■ **TASK OBJECTIVE**:
Report each line from the records where the string "price" turns up.

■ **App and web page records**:
--------
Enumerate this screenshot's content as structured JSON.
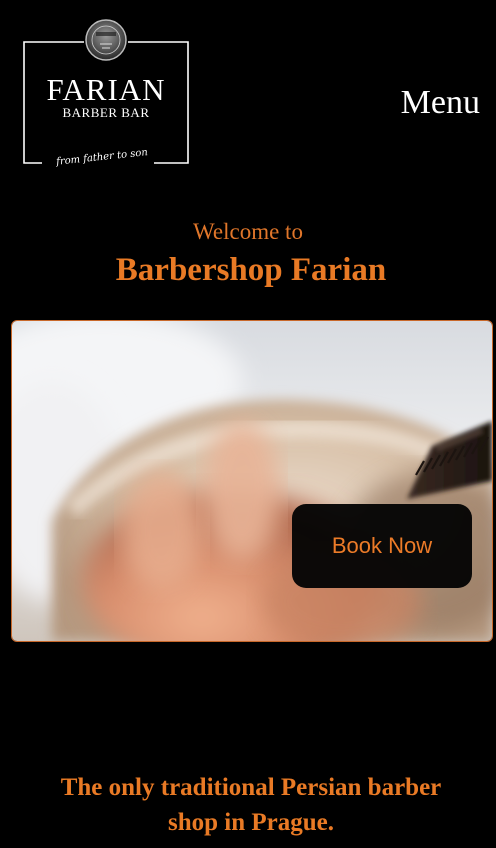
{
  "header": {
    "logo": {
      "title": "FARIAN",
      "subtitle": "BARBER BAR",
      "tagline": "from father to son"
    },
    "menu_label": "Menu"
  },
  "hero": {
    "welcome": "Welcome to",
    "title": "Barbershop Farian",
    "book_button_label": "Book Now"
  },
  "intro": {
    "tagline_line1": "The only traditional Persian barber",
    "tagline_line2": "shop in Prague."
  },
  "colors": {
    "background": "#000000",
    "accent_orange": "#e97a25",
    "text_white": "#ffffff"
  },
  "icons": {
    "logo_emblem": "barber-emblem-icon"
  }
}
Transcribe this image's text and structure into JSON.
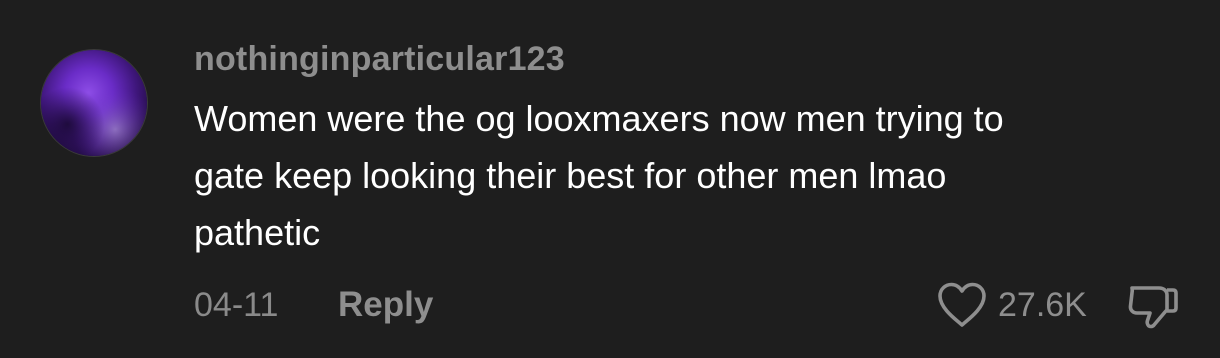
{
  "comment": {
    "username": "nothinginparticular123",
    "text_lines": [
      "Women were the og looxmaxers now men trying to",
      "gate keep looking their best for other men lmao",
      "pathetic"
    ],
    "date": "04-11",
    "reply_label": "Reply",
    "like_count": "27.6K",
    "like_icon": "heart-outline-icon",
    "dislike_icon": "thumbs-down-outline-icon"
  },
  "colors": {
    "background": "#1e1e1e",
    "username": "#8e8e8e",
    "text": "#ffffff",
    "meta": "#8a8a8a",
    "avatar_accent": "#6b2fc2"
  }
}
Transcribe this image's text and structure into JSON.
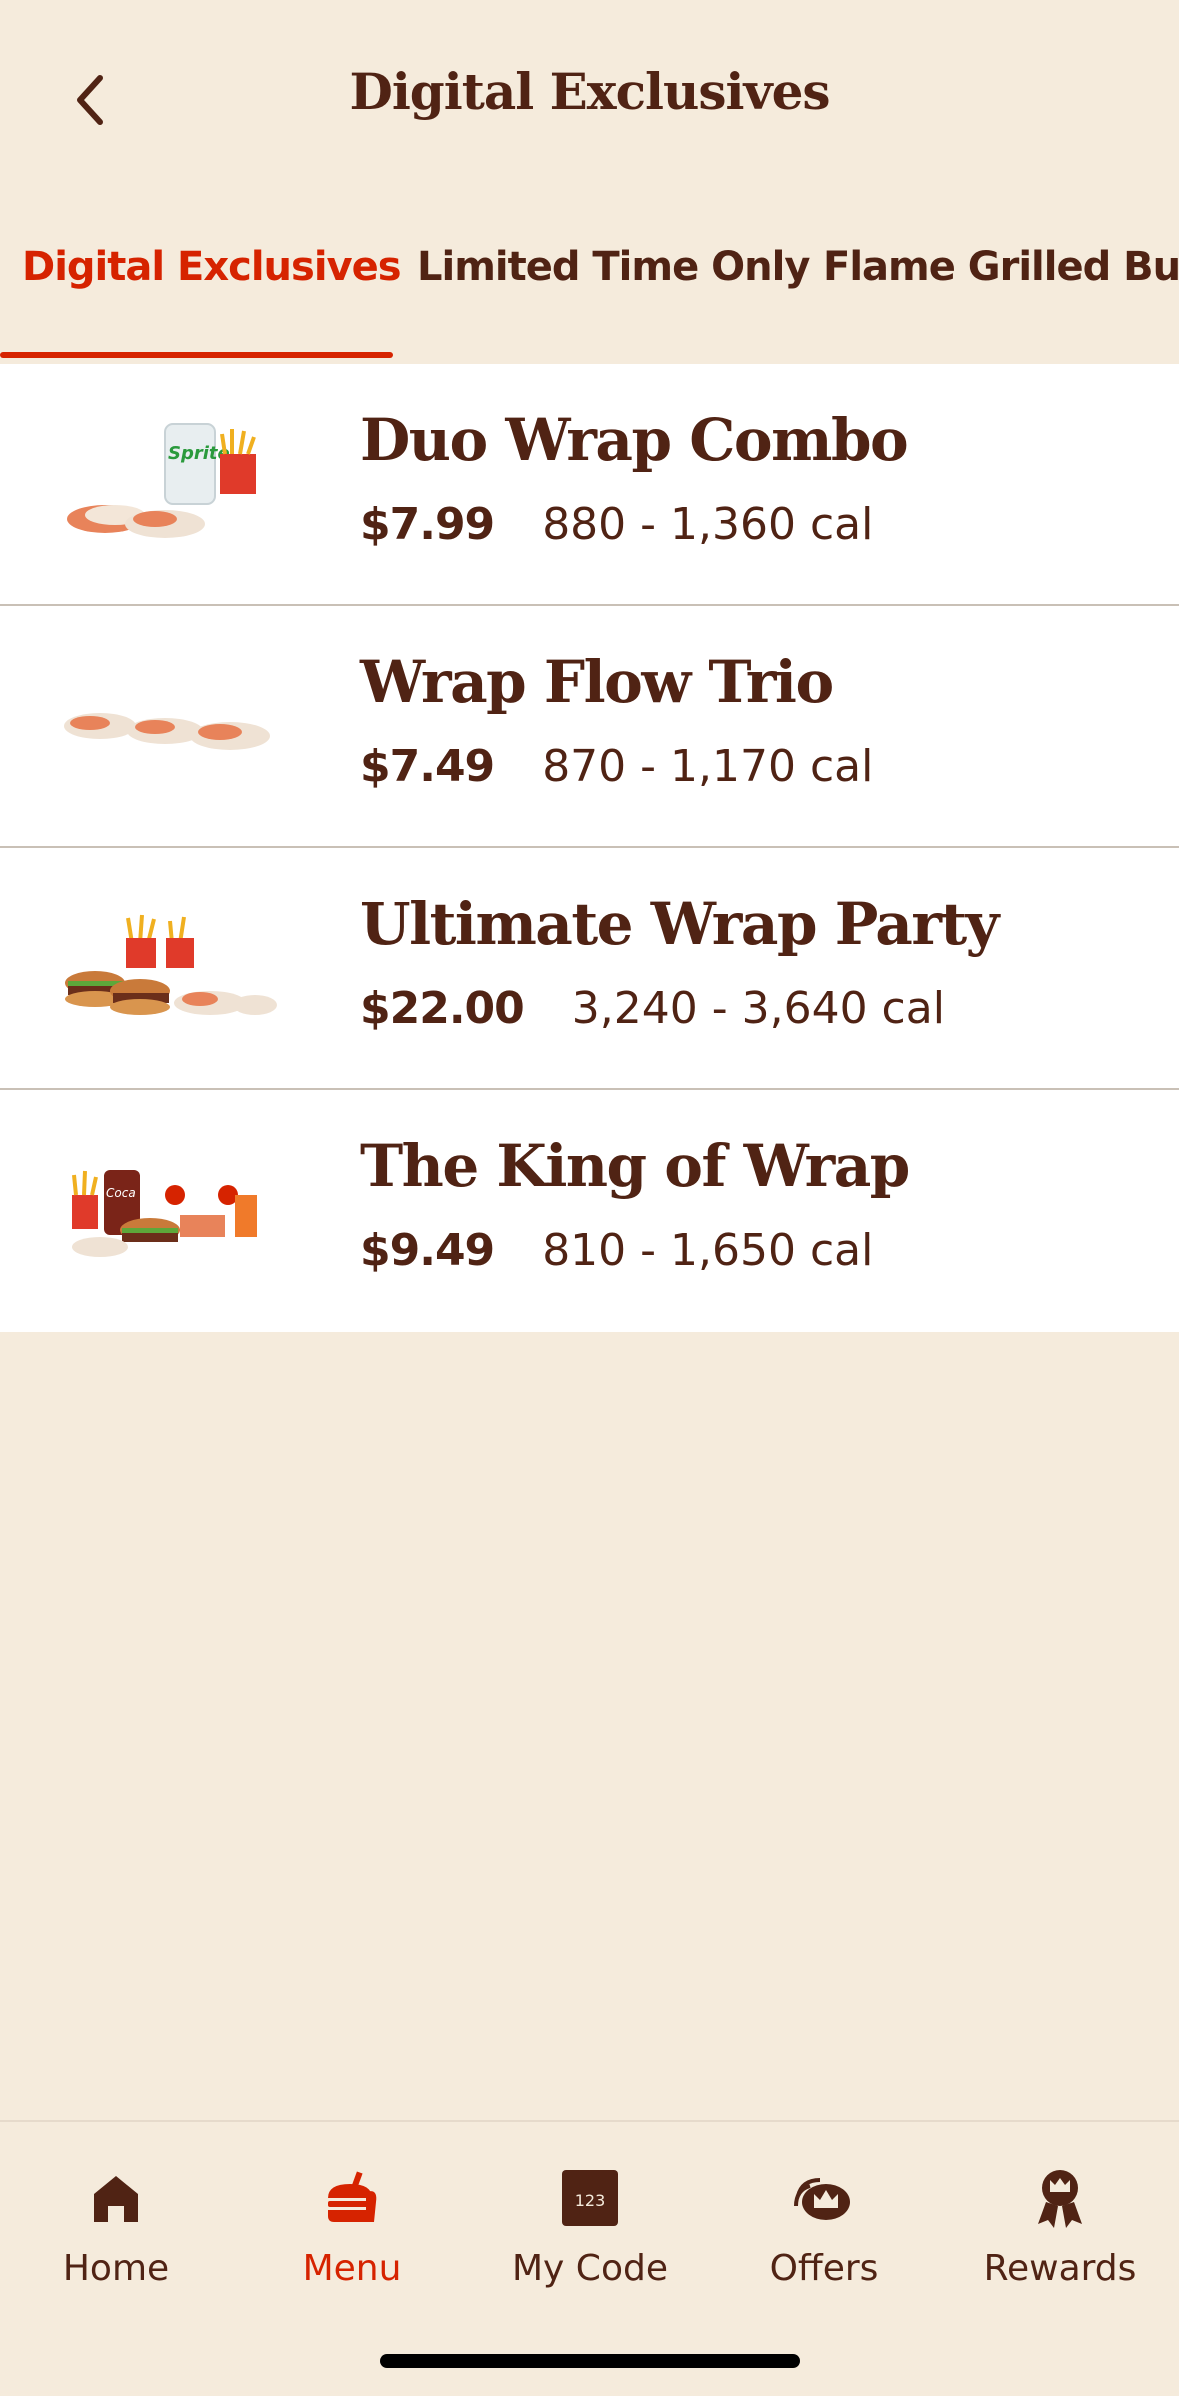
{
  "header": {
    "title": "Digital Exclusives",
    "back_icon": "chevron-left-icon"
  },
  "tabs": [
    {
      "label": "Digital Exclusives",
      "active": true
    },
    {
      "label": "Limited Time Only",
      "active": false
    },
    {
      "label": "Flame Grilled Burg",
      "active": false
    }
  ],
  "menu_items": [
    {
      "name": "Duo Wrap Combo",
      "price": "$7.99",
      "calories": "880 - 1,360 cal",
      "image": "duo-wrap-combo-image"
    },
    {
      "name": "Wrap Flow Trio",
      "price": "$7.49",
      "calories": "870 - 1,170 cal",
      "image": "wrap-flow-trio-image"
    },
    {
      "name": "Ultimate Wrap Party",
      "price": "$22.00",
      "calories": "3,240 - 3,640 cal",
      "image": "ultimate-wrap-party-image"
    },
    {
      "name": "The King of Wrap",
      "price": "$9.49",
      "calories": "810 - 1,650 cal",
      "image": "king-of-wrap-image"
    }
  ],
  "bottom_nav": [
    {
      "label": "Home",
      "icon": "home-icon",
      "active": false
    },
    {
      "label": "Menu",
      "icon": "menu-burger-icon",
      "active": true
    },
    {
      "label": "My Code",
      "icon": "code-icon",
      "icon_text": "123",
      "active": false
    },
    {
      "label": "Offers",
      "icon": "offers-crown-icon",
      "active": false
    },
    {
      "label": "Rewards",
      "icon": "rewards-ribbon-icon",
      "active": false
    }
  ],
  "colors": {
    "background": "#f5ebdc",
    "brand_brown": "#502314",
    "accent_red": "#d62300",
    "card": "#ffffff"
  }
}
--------
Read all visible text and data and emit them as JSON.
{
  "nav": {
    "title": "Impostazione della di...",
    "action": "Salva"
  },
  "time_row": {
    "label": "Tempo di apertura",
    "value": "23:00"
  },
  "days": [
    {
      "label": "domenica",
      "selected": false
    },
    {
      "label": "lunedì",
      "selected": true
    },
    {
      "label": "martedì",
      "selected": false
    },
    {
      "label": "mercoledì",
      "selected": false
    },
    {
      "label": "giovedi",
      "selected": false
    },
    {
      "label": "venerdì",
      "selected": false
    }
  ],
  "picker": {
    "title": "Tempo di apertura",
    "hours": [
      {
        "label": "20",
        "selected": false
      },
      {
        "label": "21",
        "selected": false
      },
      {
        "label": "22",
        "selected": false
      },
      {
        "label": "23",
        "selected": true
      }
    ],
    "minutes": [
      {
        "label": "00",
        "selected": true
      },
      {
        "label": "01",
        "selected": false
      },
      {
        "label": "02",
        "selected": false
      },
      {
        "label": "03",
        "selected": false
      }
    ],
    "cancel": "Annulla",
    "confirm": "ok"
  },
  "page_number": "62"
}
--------
■ **RESULT**:
      "price": "$7.99",
      "price": "$7.49",
      "price": "$22.00",
      "price": "$9.49",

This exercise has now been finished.